Data items
= = = =

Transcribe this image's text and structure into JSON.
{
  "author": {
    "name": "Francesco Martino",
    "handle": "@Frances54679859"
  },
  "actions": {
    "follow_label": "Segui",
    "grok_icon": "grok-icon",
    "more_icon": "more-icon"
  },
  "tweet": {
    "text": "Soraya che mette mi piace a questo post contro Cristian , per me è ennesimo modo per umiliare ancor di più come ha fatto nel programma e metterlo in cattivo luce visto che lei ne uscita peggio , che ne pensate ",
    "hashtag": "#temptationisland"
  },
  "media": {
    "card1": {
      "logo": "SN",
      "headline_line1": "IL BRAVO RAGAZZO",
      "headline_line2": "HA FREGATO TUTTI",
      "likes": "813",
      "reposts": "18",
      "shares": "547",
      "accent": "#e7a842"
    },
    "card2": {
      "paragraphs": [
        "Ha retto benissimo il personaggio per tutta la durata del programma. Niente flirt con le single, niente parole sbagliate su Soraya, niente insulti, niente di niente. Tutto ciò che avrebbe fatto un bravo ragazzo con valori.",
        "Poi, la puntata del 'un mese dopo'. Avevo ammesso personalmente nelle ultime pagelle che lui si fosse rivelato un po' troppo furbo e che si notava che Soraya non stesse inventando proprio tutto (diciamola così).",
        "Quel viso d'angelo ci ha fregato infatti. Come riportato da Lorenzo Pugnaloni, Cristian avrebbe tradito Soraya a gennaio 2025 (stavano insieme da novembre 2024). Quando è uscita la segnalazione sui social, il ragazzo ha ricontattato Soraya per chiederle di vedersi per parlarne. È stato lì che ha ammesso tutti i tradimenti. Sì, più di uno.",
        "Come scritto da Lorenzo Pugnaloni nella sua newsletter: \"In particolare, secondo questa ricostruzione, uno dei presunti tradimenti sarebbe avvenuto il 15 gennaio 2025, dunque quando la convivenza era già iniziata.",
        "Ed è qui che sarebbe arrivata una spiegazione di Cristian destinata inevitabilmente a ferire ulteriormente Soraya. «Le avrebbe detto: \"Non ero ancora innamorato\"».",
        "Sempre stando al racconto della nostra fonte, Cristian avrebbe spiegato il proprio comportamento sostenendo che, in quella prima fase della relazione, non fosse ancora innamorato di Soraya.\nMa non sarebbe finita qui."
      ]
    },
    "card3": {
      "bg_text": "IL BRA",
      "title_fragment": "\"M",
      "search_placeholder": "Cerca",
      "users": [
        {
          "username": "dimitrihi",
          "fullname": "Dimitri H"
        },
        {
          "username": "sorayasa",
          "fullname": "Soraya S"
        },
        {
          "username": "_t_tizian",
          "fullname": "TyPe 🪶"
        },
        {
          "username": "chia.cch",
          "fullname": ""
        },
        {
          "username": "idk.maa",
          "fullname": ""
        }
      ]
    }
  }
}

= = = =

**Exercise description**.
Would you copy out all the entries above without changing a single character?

**Response**.
Transcribe this image's text and structure into JSON.
{
  "author": {
    "name": "Francesco Martino",
    "handle": "@Frances54679859"
  },
  "actions": {
    "follow_label": "Segui",
    "grok_icon": "grok-icon",
    "more_icon": "more-icon"
  },
  "tweet": {
    "text": "Soraya che mette mi piace a questo post contro Cristian , per me è ennesimo modo per umiliare ancor di più come ha fatto nel programma e metterlo in cattivo luce visto che lei ne uscita peggio , che ne pensate ",
    "hashtag": "#temptationisland"
  },
  "media": {
    "card1": {
      "logo": "SN",
      "headline_line1": "IL BRAVO RAGAZZO",
      "headline_line2": "HA FREGATO TUTTI",
      "likes": "813",
      "reposts": "18",
      "shares": "547",
      "accent": "#e7a842"
    },
    "card2": {
      "paragraphs": [
        "Ha retto benissimo il personaggio per tutta la durata del programma. Niente flirt con le single, niente parole sbagliate su Soraya, niente insulti, niente di niente. Tutto ciò che avrebbe fatto un bravo ragazzo con valori.",
        "Poi, la puntata del 'un mese dopo'. Avevo ammesso personalmente nelle ultime pagelle che lui si fosse rivelato un po' troppo furbo e che si notava che Soraya non stesse inventando proprio tutto (diciamola così).",
        "Quel viso d'angelo ci ha fregato infatti. Come riportato da Lorenzo Pugnaloni, Cristian avrebbe tradito Soraya a gennaio 2025 (stavano insieme da novembre 2024). Quando è uscita la segnalazione sui social, il ragazzo ha ricontattato Soraya per chiederle di vedersi per parlarne. È stato lì che ha ammesso tutti i tradimenti. Sì, più di uno.",
        "Come scritto da Lorenzo Pugnaloni nella sua newsletter: \"In particolare, secondo questa ricostruzione, uno dei presunti tradimenti sarebbe avvenuto il 15 gennaio 2025, dunque quando la convivenza era già iniziata.",
        "Ed è qui che sarebbe arrivata una spiegazione di Cristian destinata inevitabilmente a ferire ulteriormente Soraya. «Le avrebbe detto: \"Non ero ancora innamorato\"».",
        "Sempre stando al racconto della nostra fonte, Cristian avrebbe spiegato il proprio comportamento sostenendo che, in quella prima fase della relazione, non fosse ancora innamorato di Soraya.\nMa non sarebbe finita qui."
      ]
    },
    "card3": {
      "bg_text": "IL BRA",
      "title_fragment": "\"M",
      "search_placeholder": "Cerca",
      "users": [
        {
          "username": "dimitrihi",
          "fullname": "Dimitri H"
        },
        {
          "username": "sorayasa",
          "fullname": "Soraya S"
        },
        {
          "username": "_t_tizian",
          "fullname": "TyPe 🪶"
        },
        {
          "username": "chia.cch",
          "fullname": ""
        },
        {
          "username": "idk.maa",
          "fullname": ""
        }
      ]
    }
  }
}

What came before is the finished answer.